New Scientist: The end of history
Chaos and disaster seem unpredictable. Not for much longer, says Per Bak, a revolution is under way
by Mark Buchanan, Weidenfeld & Nicolson
Intriguing review, with something of a scientific slant on patterns we might see as psychological or synchronistic. Here are a couple o paragraphs:
The concept of “ubiquity” expresses the view that details are not important in deciding the outcome. In 1998, Don Turcotte and Bruce Malamud from Cornell University studied the distribution of forest fires in Australia and the US. They found that the distribution could be understood from a simple “toy model” developed in 1992 by Barbara Drossel and Franz Schwabl. This implies that the forests are in the self-organised critical state.
In 1996, Roy Anderson and Chris Rhodes of the University of Oxford took the same model and plugged in people in place of trees and measles in place of fires. The result explained the distribution of measles epidemics on the Faroe Islands in the North Atlantic. “If this does not bring home the point [of ubiquity], perhaps nothing will,” Buchanan concludes: “The ubiquity of the critical state may well be considered the first really solid discovery of complexity theory.”
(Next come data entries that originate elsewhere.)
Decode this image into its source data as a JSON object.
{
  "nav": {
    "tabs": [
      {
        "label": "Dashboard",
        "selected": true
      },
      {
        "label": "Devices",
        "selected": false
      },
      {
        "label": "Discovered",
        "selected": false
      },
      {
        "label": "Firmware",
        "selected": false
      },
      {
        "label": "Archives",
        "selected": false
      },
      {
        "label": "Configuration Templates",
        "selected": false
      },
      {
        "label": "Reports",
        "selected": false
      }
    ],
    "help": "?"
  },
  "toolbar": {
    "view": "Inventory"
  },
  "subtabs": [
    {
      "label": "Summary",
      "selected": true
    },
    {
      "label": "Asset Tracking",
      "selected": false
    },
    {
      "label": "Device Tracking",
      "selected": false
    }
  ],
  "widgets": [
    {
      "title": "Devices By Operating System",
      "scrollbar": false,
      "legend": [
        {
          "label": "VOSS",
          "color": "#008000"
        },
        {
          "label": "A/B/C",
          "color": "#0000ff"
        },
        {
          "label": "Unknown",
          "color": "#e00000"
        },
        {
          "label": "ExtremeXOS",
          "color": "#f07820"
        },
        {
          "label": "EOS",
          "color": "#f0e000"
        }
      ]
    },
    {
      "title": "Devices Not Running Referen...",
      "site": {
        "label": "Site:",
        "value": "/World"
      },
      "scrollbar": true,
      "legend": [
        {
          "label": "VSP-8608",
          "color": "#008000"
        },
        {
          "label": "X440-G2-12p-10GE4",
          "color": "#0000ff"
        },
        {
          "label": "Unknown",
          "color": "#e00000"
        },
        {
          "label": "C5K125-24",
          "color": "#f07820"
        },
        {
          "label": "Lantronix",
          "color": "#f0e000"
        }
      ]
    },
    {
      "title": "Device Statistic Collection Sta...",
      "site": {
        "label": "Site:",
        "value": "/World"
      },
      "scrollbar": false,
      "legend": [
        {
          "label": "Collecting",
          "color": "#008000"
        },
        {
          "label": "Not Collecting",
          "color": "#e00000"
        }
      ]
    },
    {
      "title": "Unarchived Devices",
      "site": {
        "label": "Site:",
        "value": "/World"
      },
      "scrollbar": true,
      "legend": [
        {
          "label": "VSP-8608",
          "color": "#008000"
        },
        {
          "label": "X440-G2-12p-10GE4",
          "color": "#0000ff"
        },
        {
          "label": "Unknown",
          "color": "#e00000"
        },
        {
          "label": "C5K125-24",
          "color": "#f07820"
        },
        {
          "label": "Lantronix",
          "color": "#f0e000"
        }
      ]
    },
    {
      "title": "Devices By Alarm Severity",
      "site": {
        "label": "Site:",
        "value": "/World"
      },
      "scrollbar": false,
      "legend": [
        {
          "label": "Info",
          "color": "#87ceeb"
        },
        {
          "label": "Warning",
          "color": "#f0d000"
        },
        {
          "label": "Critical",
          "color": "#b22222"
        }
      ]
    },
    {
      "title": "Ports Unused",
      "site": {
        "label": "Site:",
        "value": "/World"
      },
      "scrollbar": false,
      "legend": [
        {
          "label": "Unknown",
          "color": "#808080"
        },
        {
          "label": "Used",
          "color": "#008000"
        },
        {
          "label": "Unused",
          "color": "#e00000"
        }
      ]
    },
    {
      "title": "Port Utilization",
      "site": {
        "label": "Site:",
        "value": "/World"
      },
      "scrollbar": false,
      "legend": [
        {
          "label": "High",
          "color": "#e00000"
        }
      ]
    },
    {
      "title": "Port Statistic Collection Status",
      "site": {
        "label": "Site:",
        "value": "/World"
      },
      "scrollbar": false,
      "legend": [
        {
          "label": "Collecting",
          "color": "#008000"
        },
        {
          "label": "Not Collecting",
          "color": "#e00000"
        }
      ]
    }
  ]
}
I must admit now that I am not your usual unbiased, emotionally detached book reviewer. I was heavily involved with the discovery in 1987.